The ADGM Foundations Regime provides a viable alternative to trusts for legacy planning and financial structuring. ADGM offers foundations incorporated under Common-Law for the first time in the region.
What are Foundations?
A foundation is governed by its Charter, which is a publicly available document, and By-laws, which are private to the Foundation. The affairs of an ADGM Foundation are managed by the members of a Council and may be supervised by a Guardian.
Foundations provide a mechanism to consolidate holdings of various assets (shares, real property, intellectual property, royalties, etc.) into a single holding entity. This allows for clarity on the transfer of assets during a succession process, and also makes it oFoundations operate like common law trusts, with an important distinction – they are legally incorporated with a distinct legal personality. In effect, they have features common to a company. They can hold assets, but cannot issue shares or carry out commercial activities.
Foundations are operationally and tax-efficient. Much like a ‘Letter of Wishes” in a trust vehicle, a Foundation’s Charter and By-Laws help make the succession process much less challenging.
What are the differences in the legal structures of an ADGM Foundation and a Trust?
A foundation is a distinct legal entity, much like a company.
A foundation can contract with external parties
It can hold assets, including real property, in its own name.
A foundation can sue and be sued in its own name.
The foundation holds the legal and beneficial title to the assets.
A trust is not a distinct legal entity.
The legal rights and obligations are with the trustees (rather than the trust itself) and the trustee in effect contracts in its own name on the trust’s behalf.
Legal ownership of the trust fund is with the trustees
Beneficial ownership of the trust fund is with the beneficiaries.
The trustees would have to sue and be sued in their name.
What is a Founder, Council Member, Guardian, and Beneficiary, in relation to ADGM Foundations?
Founder – the individual or body corporate that brings in the assets to the ADGM Foundation.
Council Member – similar to the Director of a company under Common Law, the council members of a Foundation govern it’s operations and administration in accordance with the Foundation Charter and By-Laws.
Guardian – overseas the operations of the Foundation, and is mandatory after the death of the Founder.
Beneficiary – The beneficiaries are the individuals or corporate bodies who have been nominated to benefit from the assets held within the foundation.
Benefits of Foundations
Distinct legal personality – Unlike trusts, ADGM Foundations have a separate legal personality, that allows for flexibility of operations.
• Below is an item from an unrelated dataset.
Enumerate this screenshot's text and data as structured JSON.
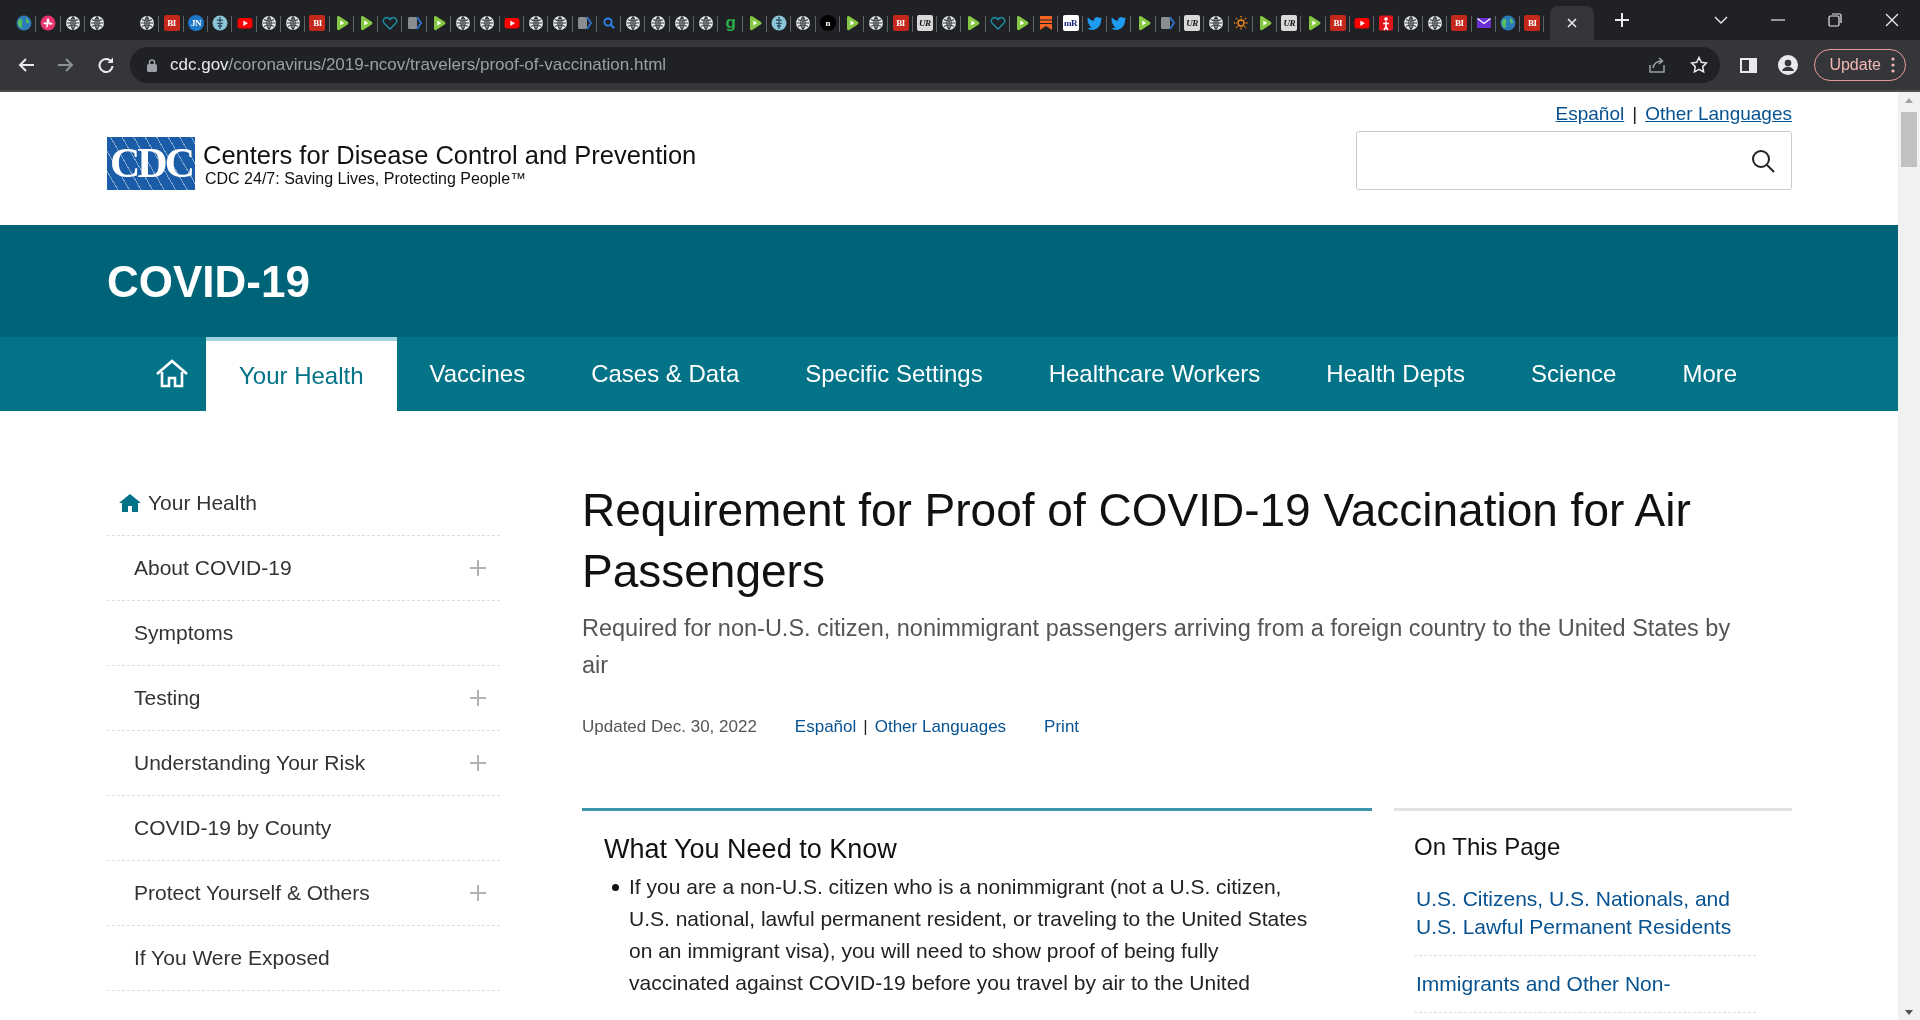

Corporate Governance - ADGM Foundations Regulations follow international best practice and set a legislative standard for the Foundation Council, including statutory duties, similar to common law and equitable duties imposed on company directors. A Guardian supervises the Foundation Council and ensures that it acts in accordance with the Foundation’s Charter and By-Laws. Appointment of the Guardian is optional during Founder’s lifetime and compulsory upon Founder’s death.
Asset protection – The Founder can maintain control of the assets while separating liabilities due to the distinct legal personality of the Foundation. ADGM Foundations are designed to help in protecting the rights of the beneficiaries and preserve the assets from bankruptcy claims, claims in the event of divorce and from the effect of forced heirship rules.
Perpetuity – The Foundation is designed to exist to perpetuity, much like a company.
Highlights of ADGM Foundations Regime
- Allows for re-domiciliation of Foundations into and out of ADGM
- Flexibility to amend governance structure once established
- Low set-up and ongoing costs
- Commit initial assets of as little as USD $100 to the Foundation
- No physical office requirement – foundations can use the address of a corporate service provider in the ADGM
- No requirement for a Founder or Foundation’s officers to be based in the UAE or maintain residency in the UAE
- All Foundation roles can be individuals or body corporates
- Limited public disclosure with no individuals’ names on public register.
- No requirement for filing of annual returns, accounts or audits
What are the benefits of setting up in the ADGM?
Here are some specific advantages of establishing in the Abu Dhabi Global Market.
- The legal framework supports cross-border activities
- 100% foreign ownership permitted, no restrictions on capital repatriation
- No restriction on foreign employees
- Zero tax for 50 years on profits, capital or assets
- Zero tax on personal income
- Well regarded, independent regulator
- Independent, English-speaking, common law judicial system
- Distinct from the UAE civil courts
- Risk-based regulatory approach
- High prominence in deal making in the region
- Concentration of international financial institutions
- World-class regional and international professional services
- A growing fund domicile in the region
- Management offices, holding companies and family offices are located closer to the assets they own or manage
- The Middle East, Africa and South Asia (MEASA) is increasingly the center of gravity for the global economy
- The UAE plays a central role in the growing South-South trade, principally between Asia and Africa
- Well-positioned to harness the potential of emerging markets.